• Procurement is an increasingly major factor in operating a successful farm business. In today's business climate, farmers are forced to carefully evaluate every element of value they receive for their expenditures. This includes establishment of metrics around attributes that are important to them. Metrics are measurements to help quantify what they receive. How effective are you in demonstrating the real difference that your products, your services, and you bring to their farm businesses and that help them justify their preference for doing business with you?
• Performance/Price/Relationship: What is most critical? Answer: It's complicated. All of these are important, of course. But how important depends on the nature of the buyer, their business model, and the nature of the product or service they are buying. Animal nutrition, for example, is very different than fertilizer. Farm equipment is often quite different than genetics. Some farmers are far more prone to focus on price while other farmers place more weight on relationships. Still others give strong emphasis to performance as a major component of return on their investment. How well do you really know your most important accounts and the relative importance of each of these major factors? Do you effectively adapt your approach to each appropriately?

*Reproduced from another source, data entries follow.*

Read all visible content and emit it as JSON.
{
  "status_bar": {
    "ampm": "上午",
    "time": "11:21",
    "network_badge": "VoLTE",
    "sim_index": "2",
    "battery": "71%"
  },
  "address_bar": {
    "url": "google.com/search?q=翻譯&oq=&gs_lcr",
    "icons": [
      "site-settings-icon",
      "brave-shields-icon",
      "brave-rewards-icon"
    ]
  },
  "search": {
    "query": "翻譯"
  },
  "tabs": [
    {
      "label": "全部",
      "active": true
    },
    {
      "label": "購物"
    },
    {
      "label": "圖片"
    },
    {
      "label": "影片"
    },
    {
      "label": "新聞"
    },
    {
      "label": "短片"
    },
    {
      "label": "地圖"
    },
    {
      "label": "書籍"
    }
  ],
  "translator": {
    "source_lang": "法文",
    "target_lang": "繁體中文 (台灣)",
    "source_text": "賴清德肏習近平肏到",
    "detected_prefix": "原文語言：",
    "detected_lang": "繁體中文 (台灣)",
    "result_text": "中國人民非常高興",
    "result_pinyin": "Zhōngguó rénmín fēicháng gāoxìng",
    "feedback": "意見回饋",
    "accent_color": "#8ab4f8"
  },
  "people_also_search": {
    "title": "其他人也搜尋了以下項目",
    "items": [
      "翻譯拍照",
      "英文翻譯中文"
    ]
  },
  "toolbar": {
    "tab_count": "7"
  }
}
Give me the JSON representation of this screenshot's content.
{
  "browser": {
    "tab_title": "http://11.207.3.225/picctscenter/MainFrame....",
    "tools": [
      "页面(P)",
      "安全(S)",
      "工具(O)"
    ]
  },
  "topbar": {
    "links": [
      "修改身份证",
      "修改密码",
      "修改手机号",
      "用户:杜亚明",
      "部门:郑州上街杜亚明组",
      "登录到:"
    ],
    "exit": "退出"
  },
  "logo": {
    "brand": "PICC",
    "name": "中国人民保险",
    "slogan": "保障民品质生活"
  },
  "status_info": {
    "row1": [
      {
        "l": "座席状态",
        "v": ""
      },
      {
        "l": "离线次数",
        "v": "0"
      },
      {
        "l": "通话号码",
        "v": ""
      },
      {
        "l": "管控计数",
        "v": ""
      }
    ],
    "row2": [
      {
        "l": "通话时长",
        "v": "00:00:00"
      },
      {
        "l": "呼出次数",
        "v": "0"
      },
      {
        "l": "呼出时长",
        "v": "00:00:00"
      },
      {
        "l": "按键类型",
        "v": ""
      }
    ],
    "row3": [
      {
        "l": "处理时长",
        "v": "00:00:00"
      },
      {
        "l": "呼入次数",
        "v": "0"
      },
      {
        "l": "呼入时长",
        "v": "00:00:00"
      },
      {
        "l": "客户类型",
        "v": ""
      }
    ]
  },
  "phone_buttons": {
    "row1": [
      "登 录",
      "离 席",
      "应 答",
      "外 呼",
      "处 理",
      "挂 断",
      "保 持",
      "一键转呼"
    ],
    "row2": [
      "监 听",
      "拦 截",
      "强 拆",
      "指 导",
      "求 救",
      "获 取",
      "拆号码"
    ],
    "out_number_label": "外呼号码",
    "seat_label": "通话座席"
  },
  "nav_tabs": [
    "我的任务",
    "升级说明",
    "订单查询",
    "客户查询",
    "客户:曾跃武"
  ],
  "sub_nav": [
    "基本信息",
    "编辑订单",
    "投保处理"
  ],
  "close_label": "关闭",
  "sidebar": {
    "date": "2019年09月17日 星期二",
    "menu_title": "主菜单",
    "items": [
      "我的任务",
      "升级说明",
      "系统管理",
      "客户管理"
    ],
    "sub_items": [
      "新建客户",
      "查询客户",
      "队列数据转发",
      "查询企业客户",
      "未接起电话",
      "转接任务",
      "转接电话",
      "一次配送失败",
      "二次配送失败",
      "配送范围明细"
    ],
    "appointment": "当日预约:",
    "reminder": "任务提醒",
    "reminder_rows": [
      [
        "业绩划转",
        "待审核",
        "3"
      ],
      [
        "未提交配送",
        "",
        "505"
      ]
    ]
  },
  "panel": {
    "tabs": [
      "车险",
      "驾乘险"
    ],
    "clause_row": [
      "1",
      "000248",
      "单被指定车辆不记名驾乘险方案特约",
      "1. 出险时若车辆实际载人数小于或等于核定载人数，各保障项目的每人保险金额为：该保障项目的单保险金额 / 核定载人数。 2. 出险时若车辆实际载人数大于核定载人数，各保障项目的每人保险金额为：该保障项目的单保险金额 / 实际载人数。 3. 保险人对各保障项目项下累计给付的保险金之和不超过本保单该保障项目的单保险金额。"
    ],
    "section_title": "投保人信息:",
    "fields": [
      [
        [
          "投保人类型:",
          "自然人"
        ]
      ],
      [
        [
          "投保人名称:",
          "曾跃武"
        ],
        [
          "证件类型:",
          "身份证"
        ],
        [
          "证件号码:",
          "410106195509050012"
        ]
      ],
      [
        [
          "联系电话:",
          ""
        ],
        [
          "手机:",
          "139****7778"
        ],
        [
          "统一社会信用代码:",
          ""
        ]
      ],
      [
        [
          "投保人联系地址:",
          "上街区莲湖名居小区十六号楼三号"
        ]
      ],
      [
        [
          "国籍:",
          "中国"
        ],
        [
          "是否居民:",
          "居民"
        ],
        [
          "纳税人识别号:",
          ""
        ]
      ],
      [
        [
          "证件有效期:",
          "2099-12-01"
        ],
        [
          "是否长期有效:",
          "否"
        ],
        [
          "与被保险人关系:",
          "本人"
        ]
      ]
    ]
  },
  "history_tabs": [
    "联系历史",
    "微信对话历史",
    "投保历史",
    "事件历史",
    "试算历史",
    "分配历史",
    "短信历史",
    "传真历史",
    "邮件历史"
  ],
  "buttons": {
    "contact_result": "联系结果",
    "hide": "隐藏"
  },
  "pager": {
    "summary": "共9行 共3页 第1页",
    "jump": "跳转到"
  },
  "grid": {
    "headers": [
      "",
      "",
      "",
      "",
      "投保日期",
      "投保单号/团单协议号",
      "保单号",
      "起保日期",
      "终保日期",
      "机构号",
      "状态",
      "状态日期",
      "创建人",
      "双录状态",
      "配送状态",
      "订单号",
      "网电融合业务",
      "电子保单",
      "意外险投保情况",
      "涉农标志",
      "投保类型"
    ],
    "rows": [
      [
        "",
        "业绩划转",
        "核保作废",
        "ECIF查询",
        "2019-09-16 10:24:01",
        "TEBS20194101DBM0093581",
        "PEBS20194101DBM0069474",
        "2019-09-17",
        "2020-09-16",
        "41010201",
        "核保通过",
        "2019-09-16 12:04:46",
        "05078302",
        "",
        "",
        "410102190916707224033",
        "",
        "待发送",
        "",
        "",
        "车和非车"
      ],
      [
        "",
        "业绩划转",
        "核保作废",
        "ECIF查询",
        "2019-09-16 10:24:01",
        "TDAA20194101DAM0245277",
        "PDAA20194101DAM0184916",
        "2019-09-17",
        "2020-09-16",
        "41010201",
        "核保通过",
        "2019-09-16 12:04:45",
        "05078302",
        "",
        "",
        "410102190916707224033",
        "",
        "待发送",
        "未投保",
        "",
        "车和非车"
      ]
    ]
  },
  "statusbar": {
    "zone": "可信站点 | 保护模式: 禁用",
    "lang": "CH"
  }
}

These are the reasons that the Center for Food and Agricultural Business continues to offer its very popular Precision Selling seminar.
Precision selling strategies fit today's producers and growers who are much more precise in their own approach to cropping and animal production decisions. Research makes it clear that agri salespeople who can create value that precisely fits a prospect's unique situation, businesse model, and needs have a much better chance of building long-term mutually profitable relationships, sometimes known as loyalty.
The Precision Selling workshop delivers proven tools to sell more precisely. For example, you will learn to use a tool for prioritizing prospects. This tool will help you identify which prospects are most valuable and are more likely to generate the greatest return on your invested time. You will learn strategies for discovering what lies behind more technical or product-oriented needs. You will hear directly from farmers who come to campus to be a part of this program. They will take off their gloves and reveal what is really on their minds when they encounter salespeople, and how they feel about salespeople who come to their farms but miss the most obvious clues about what is really important to them.
But maybe the most valuable part of the Precision Selling workshop is its design. It's not a bunch of lectures. It is learning new tools and hearing real farmers talk about their decision process in purchasing inputs. It is networking with peer professionals from all over the country and discovering new ways of doing your job more effectively.
Come join us. You will be glad you did!